**** DATA UNDER STUDY

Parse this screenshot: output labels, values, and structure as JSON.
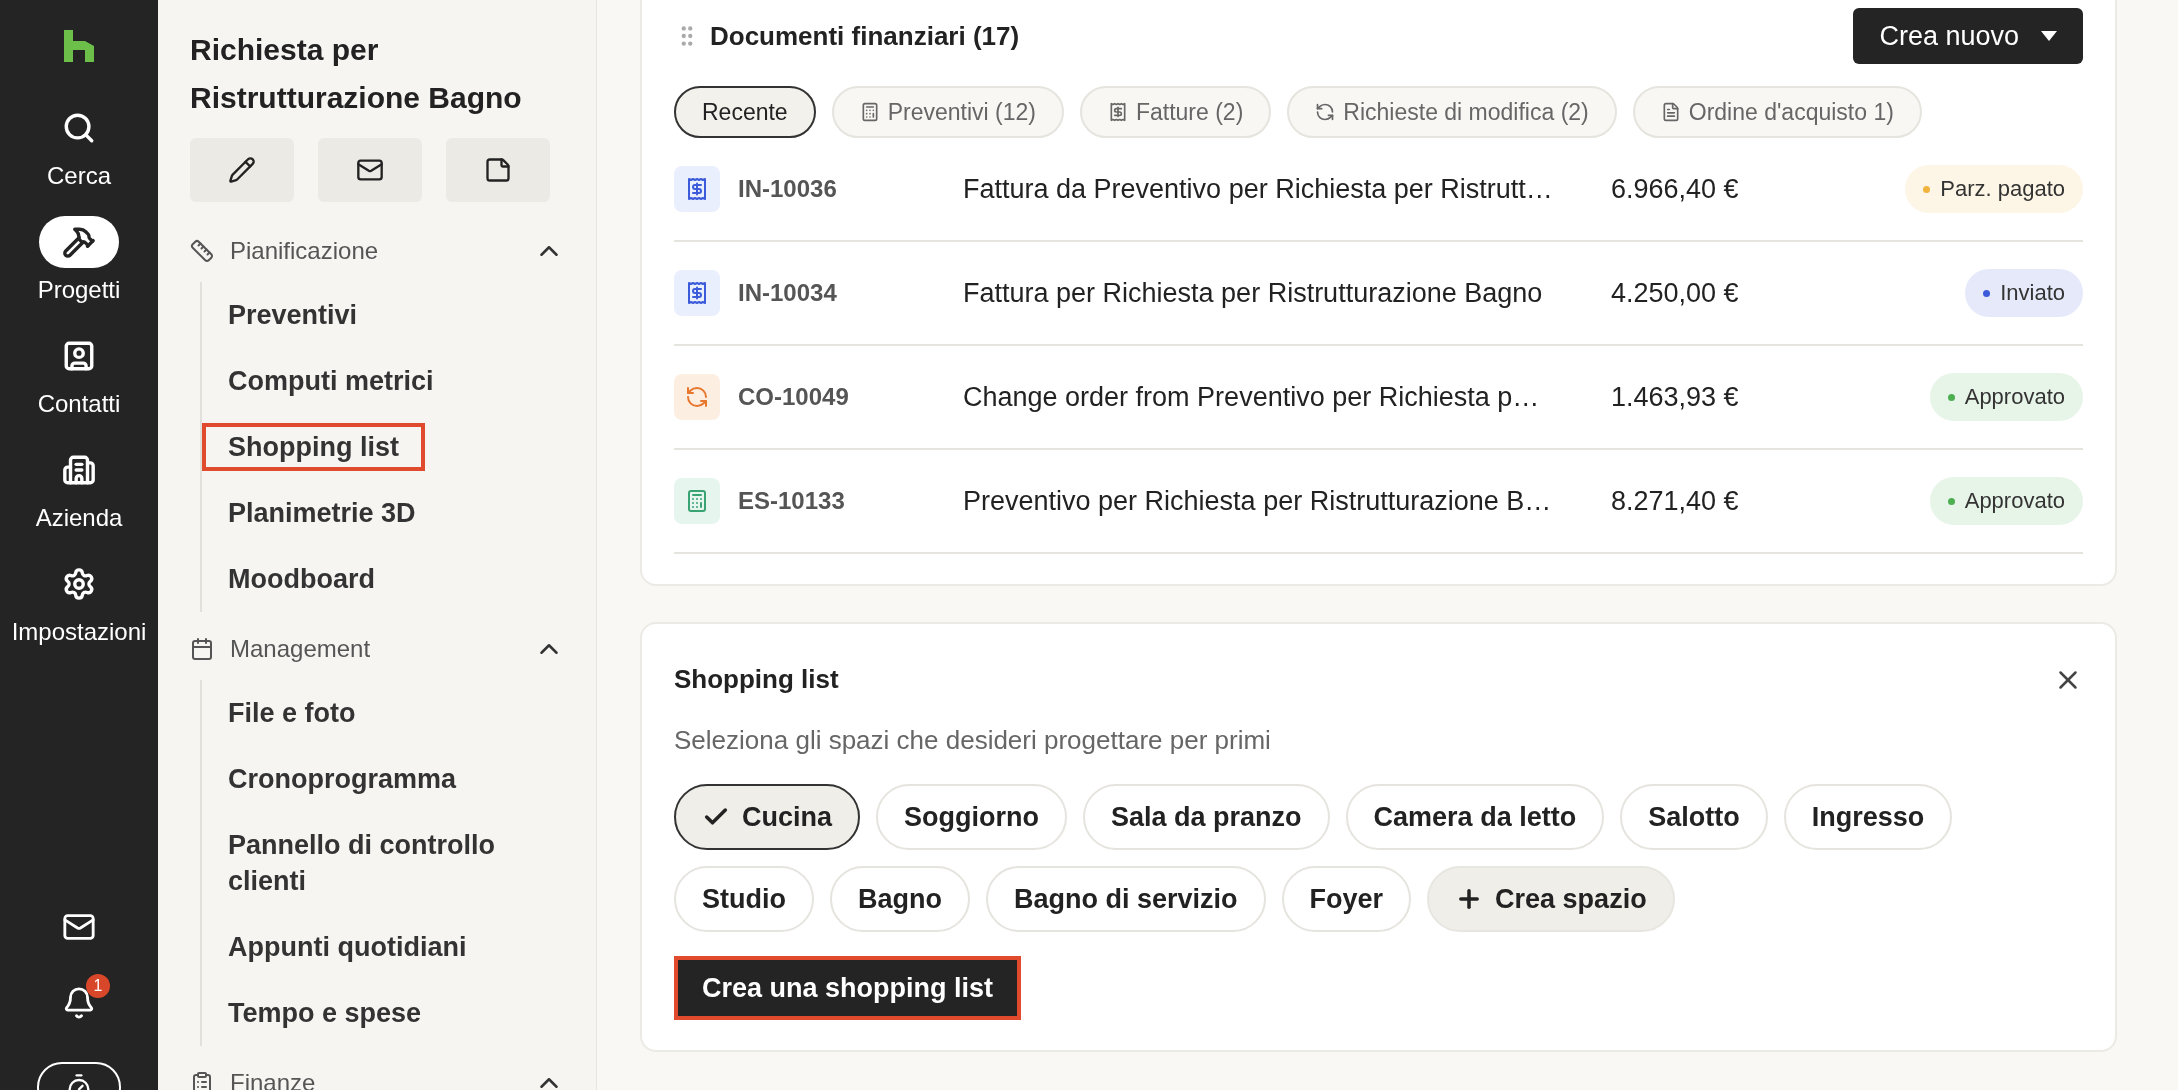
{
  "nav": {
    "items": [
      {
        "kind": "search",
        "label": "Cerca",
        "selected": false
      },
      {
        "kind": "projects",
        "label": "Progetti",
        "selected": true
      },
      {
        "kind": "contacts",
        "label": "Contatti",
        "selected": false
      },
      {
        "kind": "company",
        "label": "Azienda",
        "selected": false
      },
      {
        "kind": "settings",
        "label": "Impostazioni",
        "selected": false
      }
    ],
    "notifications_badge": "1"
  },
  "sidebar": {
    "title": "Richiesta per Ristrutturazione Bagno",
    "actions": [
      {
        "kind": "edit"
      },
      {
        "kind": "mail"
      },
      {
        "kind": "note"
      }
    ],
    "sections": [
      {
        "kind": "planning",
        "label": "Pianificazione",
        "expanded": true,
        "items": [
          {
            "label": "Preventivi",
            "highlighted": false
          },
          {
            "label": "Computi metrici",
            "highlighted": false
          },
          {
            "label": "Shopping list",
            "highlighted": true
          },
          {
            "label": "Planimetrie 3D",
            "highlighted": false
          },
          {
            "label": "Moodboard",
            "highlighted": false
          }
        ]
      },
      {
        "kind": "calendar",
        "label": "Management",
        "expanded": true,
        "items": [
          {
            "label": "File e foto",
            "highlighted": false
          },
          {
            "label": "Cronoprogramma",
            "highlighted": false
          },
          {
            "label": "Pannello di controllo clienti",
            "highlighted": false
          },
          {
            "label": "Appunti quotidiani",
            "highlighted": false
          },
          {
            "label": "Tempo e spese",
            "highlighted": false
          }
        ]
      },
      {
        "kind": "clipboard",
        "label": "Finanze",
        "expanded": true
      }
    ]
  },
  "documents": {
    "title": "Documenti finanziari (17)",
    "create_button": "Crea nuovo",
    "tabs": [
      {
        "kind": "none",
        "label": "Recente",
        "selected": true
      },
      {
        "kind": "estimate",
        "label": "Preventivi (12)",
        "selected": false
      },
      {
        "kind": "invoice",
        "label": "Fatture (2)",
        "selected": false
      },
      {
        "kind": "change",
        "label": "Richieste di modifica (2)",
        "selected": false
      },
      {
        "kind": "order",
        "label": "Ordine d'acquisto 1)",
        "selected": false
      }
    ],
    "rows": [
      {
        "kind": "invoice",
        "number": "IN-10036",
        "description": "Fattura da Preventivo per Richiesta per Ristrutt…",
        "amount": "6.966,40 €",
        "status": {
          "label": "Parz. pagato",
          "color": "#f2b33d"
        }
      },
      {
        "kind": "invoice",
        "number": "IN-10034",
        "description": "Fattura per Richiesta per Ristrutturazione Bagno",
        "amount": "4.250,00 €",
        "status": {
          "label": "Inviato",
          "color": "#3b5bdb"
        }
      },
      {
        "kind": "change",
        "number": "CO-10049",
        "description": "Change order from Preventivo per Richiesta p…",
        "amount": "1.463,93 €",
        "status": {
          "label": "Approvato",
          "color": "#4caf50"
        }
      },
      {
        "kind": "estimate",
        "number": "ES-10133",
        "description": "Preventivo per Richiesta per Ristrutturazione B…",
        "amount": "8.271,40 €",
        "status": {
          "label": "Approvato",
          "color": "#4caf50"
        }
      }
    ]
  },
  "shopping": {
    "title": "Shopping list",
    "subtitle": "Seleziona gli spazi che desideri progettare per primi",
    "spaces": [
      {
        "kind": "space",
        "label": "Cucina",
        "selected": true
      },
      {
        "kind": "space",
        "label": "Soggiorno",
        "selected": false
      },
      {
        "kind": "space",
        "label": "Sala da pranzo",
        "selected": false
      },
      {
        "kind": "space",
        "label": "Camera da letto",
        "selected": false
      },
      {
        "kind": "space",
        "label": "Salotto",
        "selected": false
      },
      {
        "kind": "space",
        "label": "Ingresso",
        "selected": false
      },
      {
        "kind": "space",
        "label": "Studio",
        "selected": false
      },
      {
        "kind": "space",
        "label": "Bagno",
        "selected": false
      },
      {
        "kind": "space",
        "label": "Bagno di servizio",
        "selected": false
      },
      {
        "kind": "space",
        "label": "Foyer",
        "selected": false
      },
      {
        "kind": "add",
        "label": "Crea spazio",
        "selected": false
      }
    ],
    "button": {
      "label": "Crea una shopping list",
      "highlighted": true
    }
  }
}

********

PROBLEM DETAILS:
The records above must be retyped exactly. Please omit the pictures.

OUTPUT OF THE EXERCISE:
Parse this screenshot: output labels, values, and structure as JSON.
{
  "nav": {
    "items": [
      {
        "kind": "search",
        "label": "Cerca",
        "selected": false
      },
      {
        "kind": "projects",
        "label": "Progetti",
        "selected": true
      },
      {
        "kind": "contacts",
        "label": "Contatti",
        "selected": false
      },
      {
        "kind": "company",
        "label": "Azienda",
        "selected": false
      },
      {
        "kind": "settings",
        "label": "Impostazioni",
        "selected": false
      }
    ],
    "notifications_badge": "1"
  },
  "sidebar": {
    "title": "Richiesta per Ristrutturazione Bagno",
    "actions": [
      {
        "kind": "edit"
      },
      {
        "kind": "mail"
      },
      {
        "kind": "note"
      }
    ],
    "sections": [
      {
        "kind": "planning",
        "label": "Pianificazione",
        "expanded": true,
        "items": [
          {
            "label": "Preventivi",
            "highlighted": false
          },
          {
            "label": "Computi metrici",
            "highlighted": false
          },
          {
            "label": "Shopping list",
            "highlighted": true
          },
          {
            "label": "Planimetrie 3D",
            "highlighted": false
          },
          {
            "label": "Moodboard",
            "highlighted": false
          }
        ]
      },
      {
        "kind": "calendar",
        "label": "Management",
        "expanded": true,
        "items": [
          {
            "label": "File e foto",
            "highlighted": false
          },
          {
            "label": "Cronoprogramma",
            "highlighted": false
          },
          {
            "label": "Pannello di controllo clienti",
            "highlighted": false
          },
          {
            "label": "Appunti quotidiani",
            "highlighted": false
          },
          {
            "label": "Tempo e spese",
            "highlighted": false
          }
        ]
      },
      {
        "kind": "clipboard",
        "label": "Finanze",
        "expanded": true
      }
    ]
  },
  "documents": {
    "title": "Documenti finanziari (17)",
    "create_button": "Crea nuovo",
    "tabs": [
      {
        "kind": "none",
        "label": "Recente",
        "selected": true
      },
      {
        "kind": "estimate",
        "label": "Preventivi (12)",
        "selected": false
      },
      {
        "kind": "invoice",
        "label": "Fatture (2)",
        "selected": false
      },
      {
        "kind": "change",
        "label": "Richieste di modifica (2)",
        "selected": false
      },
      {
        "kind": "order",
        "label": "Ordine d'acquisto 1)",
        "selected": false
      }
    ],
    "rows": [
      {
        "kind": "invoice",
        "number": "IN-10036",
        "description": "Fattura da Preventivo per Richiesta per Ristrutt…",
        "amount": "6.966,40 €",
        "status": {
          "label": "Parz. pagato",
          "color": "#f2b33d"
        }
      },
      {
        "kind": "invoice",
        "number": "IN-10034",
        "description": "Fattura per Richiesta per Ristrutturazione Bagno",
        "amount": "4.250,00 €",
        "status": {
          "label": "Inviato",
          "color": "#3b5bdb"
        }
      },
      {
        "kind": "change",
        "number": "CO-10049",
        "description": "Change order from Preventivo per Richiesta p…",
        "amount": "1.463,93 €",
        "status": {
          "label": "Approvato",
          "color": "#4caf50"
        }
      },
      {
        "kind": "estimate",
        "number": "ES-10133",
        "description": "Preventivo per Richiesta per Ristrutturazione B…",
        "amount": "8.271,40 €",
        "status": {
          "label": "Approvato",
          "color": "#4caf50"
        }
      }
    ]
  },
  "shopping": {
    "title": "Shopping list",
    "subtitle": "Seleziona gli spazi che desideri progettare per primi",
    "spaces": [
      {
        "kind": "space",
        "label": "Cucina",
        "selected": true
      },
      {
        "kind": "space",
        "label": "Soggiorno",
        "selected": false
      },
      {
        "kind": "space",
        "label": "Sala da pranzo",
        "selected": false
      },
      {
        "kind": "space",
        "label": "Camera da letto",
        "selected": false
      },
      {
        "kind": "space",
        "label": "Salotto",
        "selected": false
      },
      {
        "kind": "space",
        "label": "Ingresso",
        "selected": false
      },
      {
        "kind": "space",
        "label": "Studio",
        "selected": false
      },
      {
        "kind": "space",
        "label": "Bagno",
        "selected": false
      },
      {
        "kind": "space",
        "label": "Bagno di servizio",
        "selected": false
      },
      {
        "kind": "space",
        "label": "Foyer",
        "selected": false
      },
      {
        "kind": "add",
        "label": "Crea spazio",
        "selected": false
      }
    ],
    "button": {
      "label": "Crea una shopping list",
      "highlighted": true
    }
  }
}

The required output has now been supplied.